"""

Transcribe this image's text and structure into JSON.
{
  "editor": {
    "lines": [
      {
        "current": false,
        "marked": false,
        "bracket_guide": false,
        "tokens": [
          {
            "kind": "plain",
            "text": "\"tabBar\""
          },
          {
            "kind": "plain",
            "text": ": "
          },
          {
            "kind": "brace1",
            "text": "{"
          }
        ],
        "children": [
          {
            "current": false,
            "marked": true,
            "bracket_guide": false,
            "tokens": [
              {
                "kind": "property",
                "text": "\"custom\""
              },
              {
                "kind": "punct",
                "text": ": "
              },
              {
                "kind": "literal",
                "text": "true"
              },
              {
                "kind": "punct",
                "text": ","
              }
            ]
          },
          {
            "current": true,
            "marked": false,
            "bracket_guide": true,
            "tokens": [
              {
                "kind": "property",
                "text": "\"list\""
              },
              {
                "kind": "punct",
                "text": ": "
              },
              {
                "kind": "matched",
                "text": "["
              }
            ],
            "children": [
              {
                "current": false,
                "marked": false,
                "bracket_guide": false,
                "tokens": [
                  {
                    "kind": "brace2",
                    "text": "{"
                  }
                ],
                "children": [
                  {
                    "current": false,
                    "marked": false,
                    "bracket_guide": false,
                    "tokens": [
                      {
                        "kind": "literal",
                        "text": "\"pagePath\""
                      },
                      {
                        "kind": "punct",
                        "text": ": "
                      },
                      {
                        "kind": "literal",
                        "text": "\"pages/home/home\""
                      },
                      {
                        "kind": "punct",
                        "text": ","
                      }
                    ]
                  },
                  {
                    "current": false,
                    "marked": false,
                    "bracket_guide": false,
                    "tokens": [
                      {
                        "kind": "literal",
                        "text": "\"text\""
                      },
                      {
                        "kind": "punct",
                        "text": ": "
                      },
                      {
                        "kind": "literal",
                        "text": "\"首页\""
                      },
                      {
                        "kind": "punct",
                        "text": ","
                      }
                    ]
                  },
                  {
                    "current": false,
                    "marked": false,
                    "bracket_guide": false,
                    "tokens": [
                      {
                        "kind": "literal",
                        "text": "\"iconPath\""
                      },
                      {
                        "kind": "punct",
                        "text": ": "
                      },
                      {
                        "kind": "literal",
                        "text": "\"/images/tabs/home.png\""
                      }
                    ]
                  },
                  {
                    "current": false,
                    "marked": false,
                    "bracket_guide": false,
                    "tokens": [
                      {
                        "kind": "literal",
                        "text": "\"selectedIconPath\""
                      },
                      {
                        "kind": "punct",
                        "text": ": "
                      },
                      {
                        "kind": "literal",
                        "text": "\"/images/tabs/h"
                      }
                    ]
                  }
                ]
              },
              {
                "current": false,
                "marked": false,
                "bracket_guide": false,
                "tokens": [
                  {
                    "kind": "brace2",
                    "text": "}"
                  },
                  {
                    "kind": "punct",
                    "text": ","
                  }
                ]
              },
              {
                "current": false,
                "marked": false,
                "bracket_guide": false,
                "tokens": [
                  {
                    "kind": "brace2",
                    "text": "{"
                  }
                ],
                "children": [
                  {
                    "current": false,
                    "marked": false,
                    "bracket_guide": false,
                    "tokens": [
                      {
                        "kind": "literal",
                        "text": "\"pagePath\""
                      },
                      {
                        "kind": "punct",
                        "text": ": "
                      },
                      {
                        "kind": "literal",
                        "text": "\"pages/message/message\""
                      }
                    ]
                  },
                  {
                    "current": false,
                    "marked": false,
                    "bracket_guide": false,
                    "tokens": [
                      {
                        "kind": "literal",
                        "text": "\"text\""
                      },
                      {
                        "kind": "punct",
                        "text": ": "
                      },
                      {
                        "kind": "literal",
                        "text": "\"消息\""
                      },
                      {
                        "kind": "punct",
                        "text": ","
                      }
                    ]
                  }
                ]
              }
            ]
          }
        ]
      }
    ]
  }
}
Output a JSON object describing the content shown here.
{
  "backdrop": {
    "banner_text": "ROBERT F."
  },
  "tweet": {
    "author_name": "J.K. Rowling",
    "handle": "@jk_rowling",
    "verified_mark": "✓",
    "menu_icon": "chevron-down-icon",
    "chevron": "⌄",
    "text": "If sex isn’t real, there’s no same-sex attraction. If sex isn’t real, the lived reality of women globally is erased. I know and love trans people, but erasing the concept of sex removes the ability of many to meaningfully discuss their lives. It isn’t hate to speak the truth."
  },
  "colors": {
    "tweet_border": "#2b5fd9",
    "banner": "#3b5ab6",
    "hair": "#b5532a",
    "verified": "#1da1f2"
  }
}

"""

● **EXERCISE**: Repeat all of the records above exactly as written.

● **SOLUTION**:
Transcribe this image's text and structure into JSON.
{
  "editor": {
    "lines": [
      {
        "current": false,
        "marked": false,
        "bracket_guide": false,
        "tokens": [
          {
            "kind": "plain",
            "text": "\"tabBar\""
          },
          {
            "kind": "plain",
            "text": ": "
          },
          {
            "kind": "brace1",
            "text": "{"
          }
        ],
        "children": [
          {
            "current": false,
            "marked": true,
            "bracket_guide": false,
            "tokens": [
              {
                "kind": "property",
                "text": "\"custom\""
              },
              {
                "kind": "punct",
                "text": ": "
              },
              {
                "kind": "literal",
                "text": "true"
              },
              {
                "kind": "punct",
                "text": ","
              }
            ]
          },
          {
            "current": true,
            "marked": false,
            "bracket_guide": true,
            "tokens": [
              {
                "kind": "property",
                "text": "\"list\""
              },
              {
                "kind": "punct",
                "text": ": "
              },
              {
                "kind": "matched",
                "text": "["
              }
            ],
            "children": [
              {
                "current": false,
                "marked": false,
                "bracket_guide": false,
                "tokens": [
                  {
                    "kind": "brace2",
                    "text": "{"
                  }
                ],
                "children": [
                  {
                    "current": false,
                    "marked": false,
                    "bracket_guide": false,
                    "tokens": [
                      {
                        "kind": "literal",
                        "text": "\"pagePath\""
                      },
                      {
                        "kind": "punct",
                        "text": ": "
                      },
                      {
                        "kind": "literal",
                        "text": "\"pages/home/home\""
                      },
                      {
                        "kind": "punct",
                        "text": ","
                      }
                    ]
                  },
                  {
                    "current": false,
                    "marked": false,
                    "bracket_guide": false,
                    "tokens": [
                      {
                        "kind": "literal",
                        "text": "\"text\""
                      },
                      {
                        "kind": "punct",
                        "text": ": "
                      },
                      {
                        "kind": "literal",
                        "text": "\"首页\""
                      },
                      {
                        "kind": "punct",
                        "text": ","
                      }
                    ]
                  },
                  {
                    "current": false,
                    "marked": false,
                    "bracket_guide": false,
                    "tokens": [
                      {
                        "kind": "literal",
                        "text": "\"iconPath\""
                      },
                      {
                        "kind": "punct",
                        "text": ": "
                      },
                      {
                        "kind": "literal",
                        "text": "\"/images/tabs/home.png\""
                      }
                    ]
                  },
                  {
                    "current": false,
                    "marked": false,
                    "bracket_guide": false,
                    "tokens": [
                      {
                        "kind": "literal",
                        "text": "\"selectedIconPath\""
                      },
                      {
                        "kind": "punct",
                        "text": ": "
                      },
                      {
                        "kind": "literal",
                        "text": "\"/images/tabs/h"
                      }
                    ]
                  }
                ]
              },
              {
                "current": false,
                "marked": false,
                "bracket_guide": false,
                "tokens": [
                  {
                    "kind": "brace2",
                    "text": "}"
                  },
                  {
                    "kind": "punct",
                    "text": ","
                  }
                ]
              },
              {
                "current": false,
                "marked": false,
                "bracket_guide": false,
                "tokens": [
                  {
                    "kind": "brace2",
                    "text": "{"
                  }
                ],
                "children": [
                  {
                    "current": false,
                    "marked": false,
                    "bracket_guide": false,
                    "tokens": [
                      {
                        "kind": "literal",
                        "text": "\"pagePath\""
                      },
                      {
                        "kind": "punct",
                        "text": ": "
                      },
                      {
                        "kind": "literal",
                        "text": "\"pages/message/message\""
                      }
                    ]
                  },
                  {
                    "current": false,
                    "marked": false,
                    "bracket_guide": false,
                    "tokens": [
                      {
                        "kind": "literal",
                        "text": "\"text\""
                      },
                      {
                        "kind": "punct",
                        "text": ": "
                      },
                      {
                        "kind": "literal",
                        "text": "\"消息\""
                      },
                      {
                        "kind": "punct",
                        "text": ","
                      }
                    ]
                  }
                ]
              }
            ]
          }
        ]
      }
    ]
  }
}
Output a JSON object describing the content shown here.
{
  "backdrop": {
    "banner_text": "ROBERT F."
  },
  "tweet": {
    "author_name": "J.K. Rowling",
    "handle": "@jk_rowling",
    "verified_mark": "✓",
    "menu_icon": "chevron-down-icon",
    "chevron": "⌄",
    "text": "If sex isn’t real, there’s no same-sex attraction. If sex isn’t real, the lived reality of women globally is erased. I know and love trans people, but erasing the concept of sex removes the ability of many to meaningfully discuss their lives. It isn’t hate to speak the truth."
  },
  "colors": {
    "tweet_border": "#2b5fd9",
    "banner": "#3b5ab6",
    "hair": "#b5532a",
    "verified": "#1da1f2"
  }
}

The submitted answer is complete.